Eiden Spears Mammoth Lake Sturgeon On Opening Day

Eiden Spears Mammoth Lake Sturgeon On Opening Day

Jon Eiden doesn’t need to embellish this fish story.

The mammoth fish speaks for itself.

Less than two hours into the 2019 sturgeon spearing season, Eiden harvested a long-sought 85.5-inch, 171-pound lake sturgeon, one of the largest ever pulled up through the ice of Lake Winnebago.

Eiden has been spearing alongside his father, John Eiden, since he was in high school, but the sturgeon he speared near Oshkosh on Feb. 9 weighed more than his previous three sturgeons combined.

The fish is believed to be 100 to 130 years old, if not older, meaning it may have hatched in the late 1800s. It’s the longest recorded sturgeon speared in the Winnebago System.

“Disbelief and awe,” the 34-year-old Appleton resident said in describing his emotions. “Seeing it in person right when it came out of the water was unbelievable.
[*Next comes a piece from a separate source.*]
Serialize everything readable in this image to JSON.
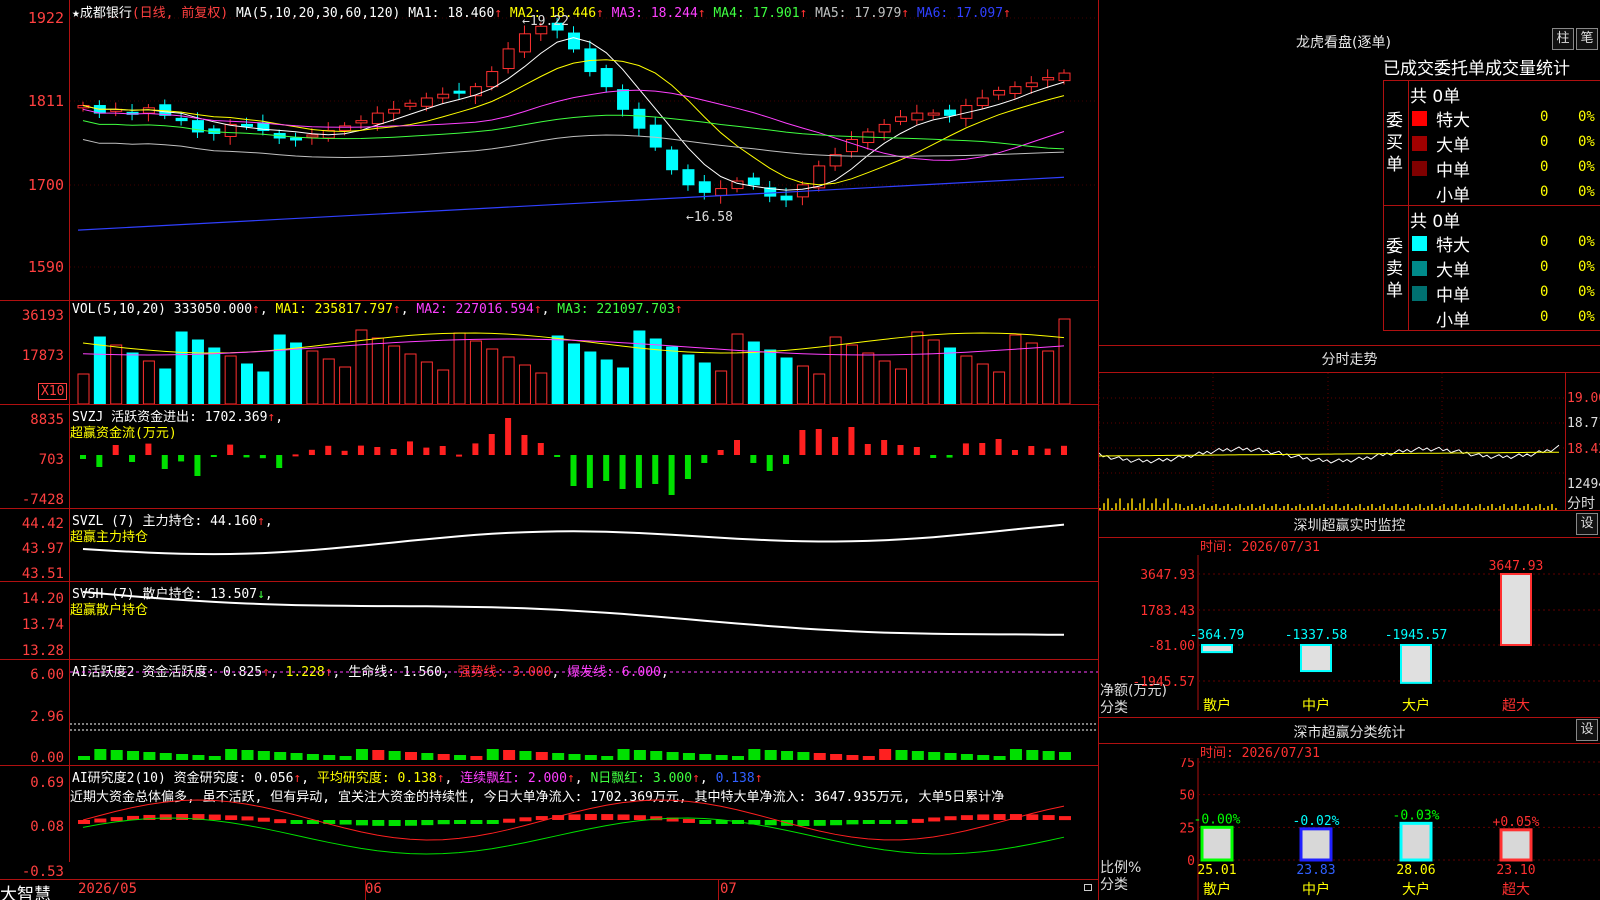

“I knew it was a really big fish, but beyond that I didn’t have an appreciation for what we had and the significance until the day went on and we registered it and saw it was 171 pounds.

“And then we found out it was the big fish people have been talking about that was tagged seven years ago. That’s when the magnitude of everything started to sink in.”

In April 2012, the sturgeon Eiden speared was tagged during a spawning run near the Shawano dam, about 60 miles from Oshkosh, drawing significant buzz in sturgeon spearing circles. (The same fish also was captured by DNR officials eight years prior to that in the same area). That tag enabled Wisconsin DNR sturgeon biologist Ryan Koenigs to track down some of the fish’s history.

The much-talked-about sturgeon eluded spearers until this year.

Eiden’s father first spotted the sturgeon at about 8:45 a.m. on opening morning as the men looked through their ice shanty hole. The fish was swimming along the bottom in about 10.5 feet of water with relatively good visibility.

Eiden speared the sturgeon slightly behind the midway point of its body, but neither he nor his father realized the overall size until it inched closer to the surface. Eiden said the largest of his three sturgeons in previous years weighed about 60 pounds; he last speared a fish in 2015.

“(Feb. 9) was a blur of telling the story to people,” said Eiden, noting he ended up meeting the biologist that day who netted his sturgeon for tagging back in 2012. “It’s kind of a surreal flurry of action all because of a fish being hauled out of the ice.”

Eiden’s sturgeon this year stretched 85.5 inches, setting a record for the longest sturgeon speared in the Winnebago System, surpassing an 84.5-inch sturgeon (weighing 143.7 pounds) speared last season by Kyle Jenkins of Oshkosh.

The heaviest lake sturgeon confirmed speared in the Winnebago System was a 212.2-pound fish harvested by Ron Grishaber of Appleton on opening day of the 2010 season. That fish checked in at 84.2 inches long.

Eiden said he was thankful to share the experience with his father.

“I have a long list of incredible adventures with him, memories that will last a lifetime — and more often than not it ends with me getting to take the shot,” he said. “He’s a really incredible dad and something for me to aspire to as a young father.”

The Eidens were among thousands of spearers who have ventured onto Lake Winnebago and the Upriver Lakes in east-central Wisconsin this month for the annual sturgeon spearing season. The season continues through Feb. 24, or until harvest caps are met. Spearing hours are 7 a.m. to 1 p.m.

A total of 12,890 licenses from 70 Wisconsin counties and 32 other states were sold this season. Of that figure, 12,411 licenses were for Lake Winnebago and 479 licenses were for the Upriver Lakes (Lakes Butte des Morts, Winneconne and Poygan).

The Winnebago System is home to one of the world’s largest self-sustaining populations of lake sturgeon, with an estimated 40,000-plus adult fish.

Lake sturgeon can grow to more than 200 pounds, making them the largest fish in the Great Lakes. They are considered living fossils since they have survived, virtually unchanged, for more than 100 million years.

“Although this fish (that Eiden speared) is no longer in the population, what she represented still persists,” Koenigs said. “This fish was an example of the big fish that call the Winnebago System home, but I assure you she was not alone. In fact, there have been fish longer than 83 inches harvested during each of the past three spearing seasons.

“It’s only a matter of time until another sturgeon is captured from this population and captivates the attention and dreams of thousands of spearers and sturgeon enthusiasts.”